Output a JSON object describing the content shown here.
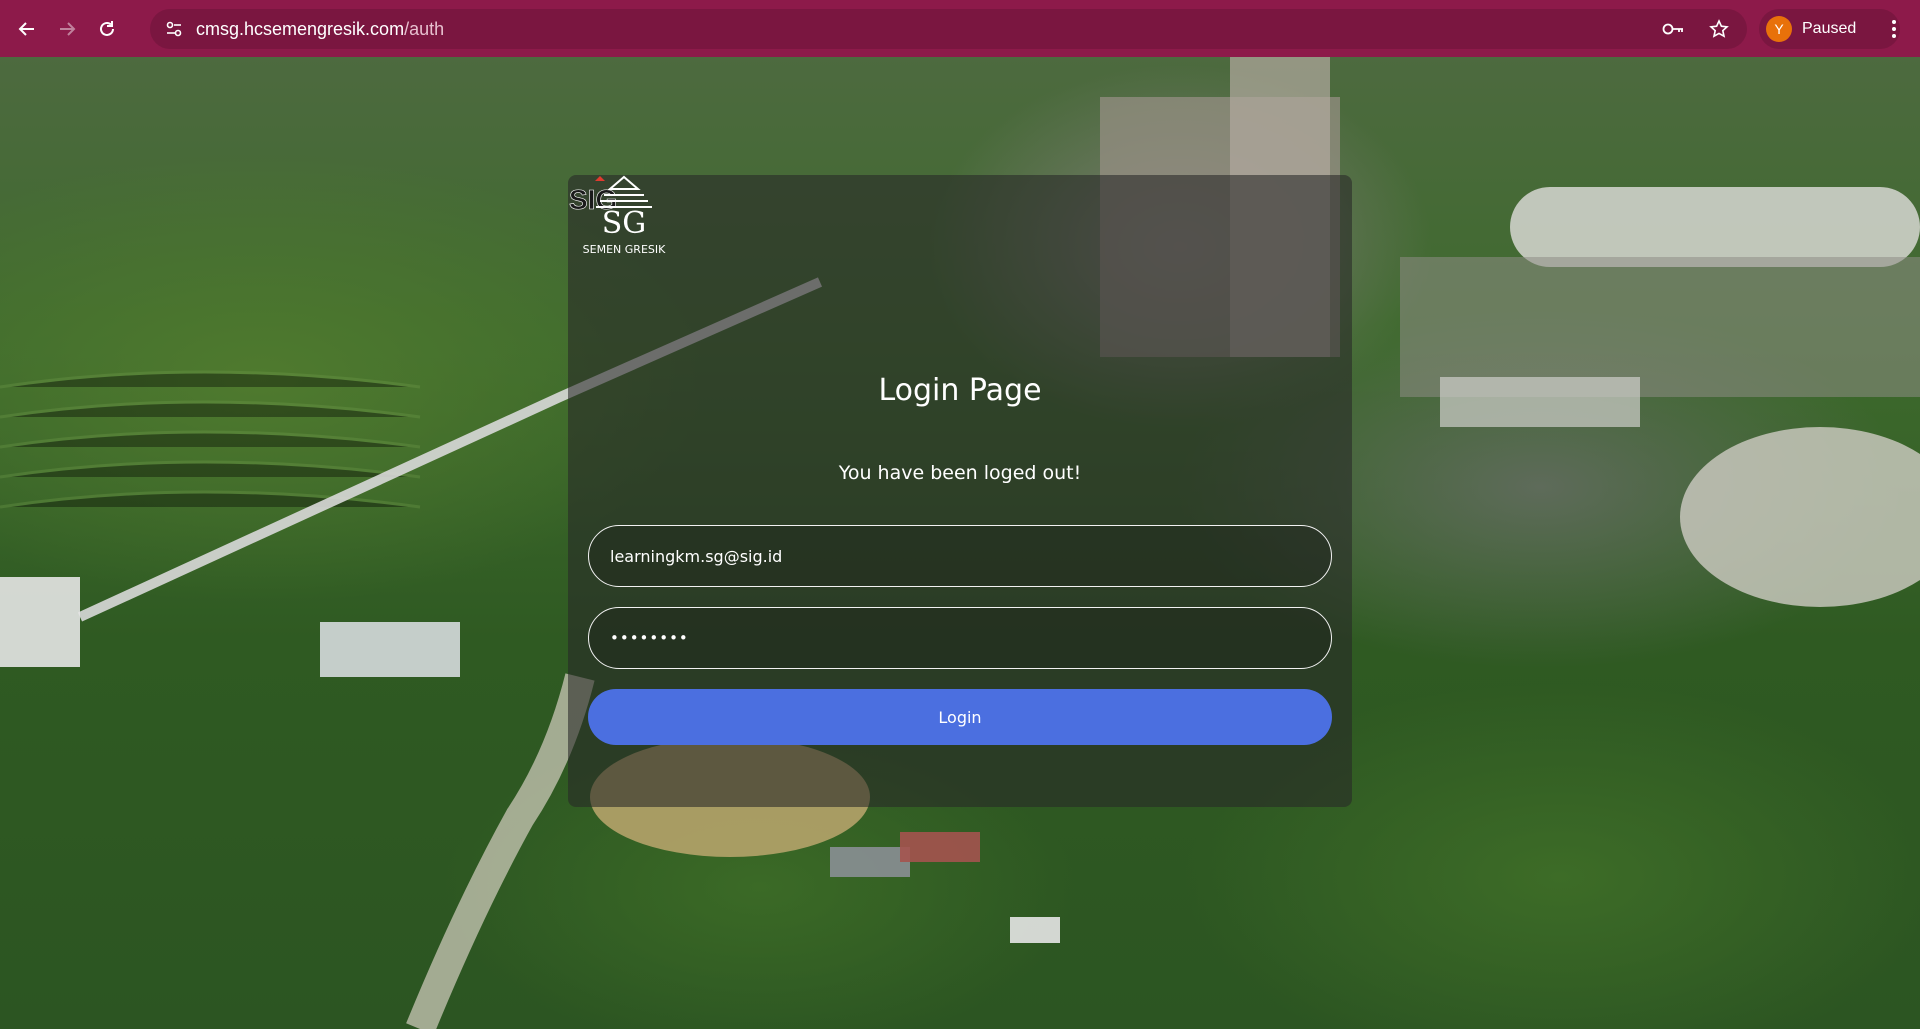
{
  "browser": {
    "url_host": "cmsg.hcsemengresik.com",
    "url_path": "/auth",
    "profile_initial": "Y",
    "profile_status": "Paused"
  },
  "login": {
    "title": "Login Page",
    "alert": "You have been loged out!",
    "email_value": "learningkm.sg@sig.id",
    "password_mask": "••••••••",
    "button_label": "Login",
    "sig_logo_text": "SIG",
    "emblem_text": "SEMEN GRESIK"
  },
  "colors": {
    "chrome_bg": "#8d1a4a",
    "button_bg": "#4b6fe0"
  }
}
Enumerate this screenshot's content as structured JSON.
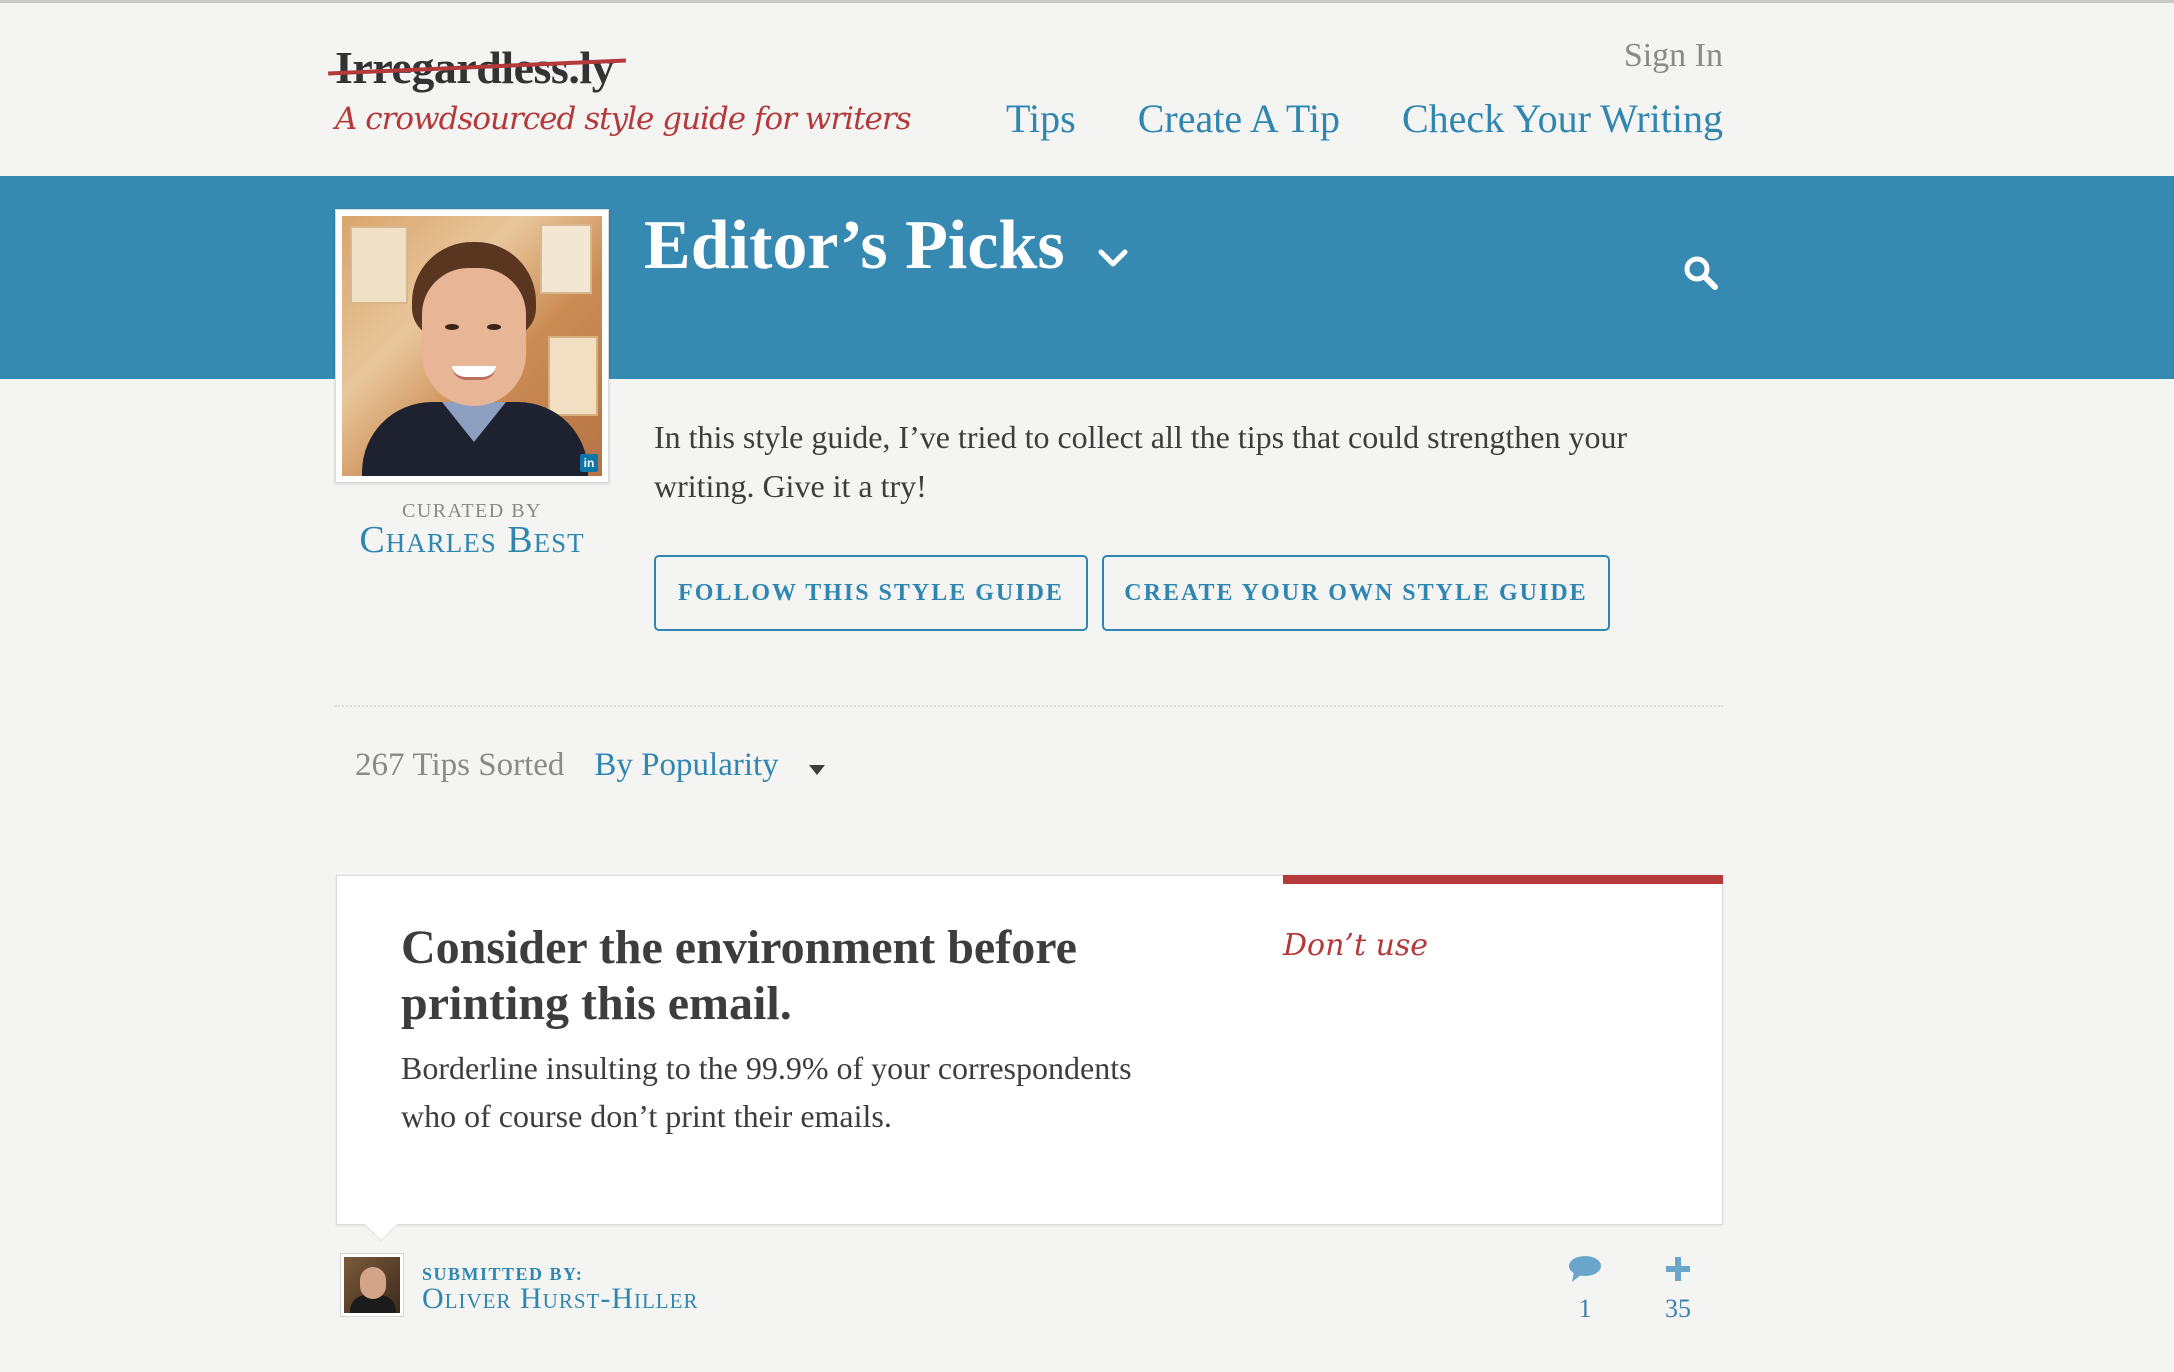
{
  "header": {
    "logo": "Irregardless.ly",
    "tagline": "A crowdsourced style guide for writers",
    "sign_in": "Sign In",
    "nav": [
      "Tips",
      "Create A Tip",
      "Check Your Writing"
    ]
  },
  "banner": {
    "title": "Editor’s Picks",
    "chevron_icon": "chevron-down-icon",
    "search_icon": "search-icon"
  },
  "curator": {
    "curated_by": "CURATED BY",
    "name": "Charles Best",
    "linkedin_badge": "in"
  },
  "intro": {
    "text": "In this style guide, I’ve tried to collect all the tips that could strengthen your writing. Give it a try!",
    "follow_button": "FOLLOW THIS STYLE GUIDE",
    "create_button": "CREATE YOUR OWN STYLE GUIDE"
  },
  "sort": {
    "count": "267",
    "sorted_label": "Tips Sorted",
    "selected": "By Popularity"
  },
  "tip": {
    "title": "Consider the environment before printing this email.",
    "body": "Borderline insulting to the 99.9% of your correspondents who of course don’t print their emails.",
    "tag": "Don’t use",
    "accent_color": "#b3393a",
    "submitted_label": "SUBMITTED BY:",
    "submitter": "Oliver Hurst-Hiller",
    "comments": "1",
    "votes": "35"
  },
  "colors": {
    "brand_blue": "#3689b1",
    "link_blue": "#2f86b0",
    "accent_red": "#b3393a",
    "background": "#f4f4f3"
  }
}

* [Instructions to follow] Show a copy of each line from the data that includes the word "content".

* [Your response]
Output a JSON object describing the content shown here.
Enumerate this screenshot's content as structured JSON.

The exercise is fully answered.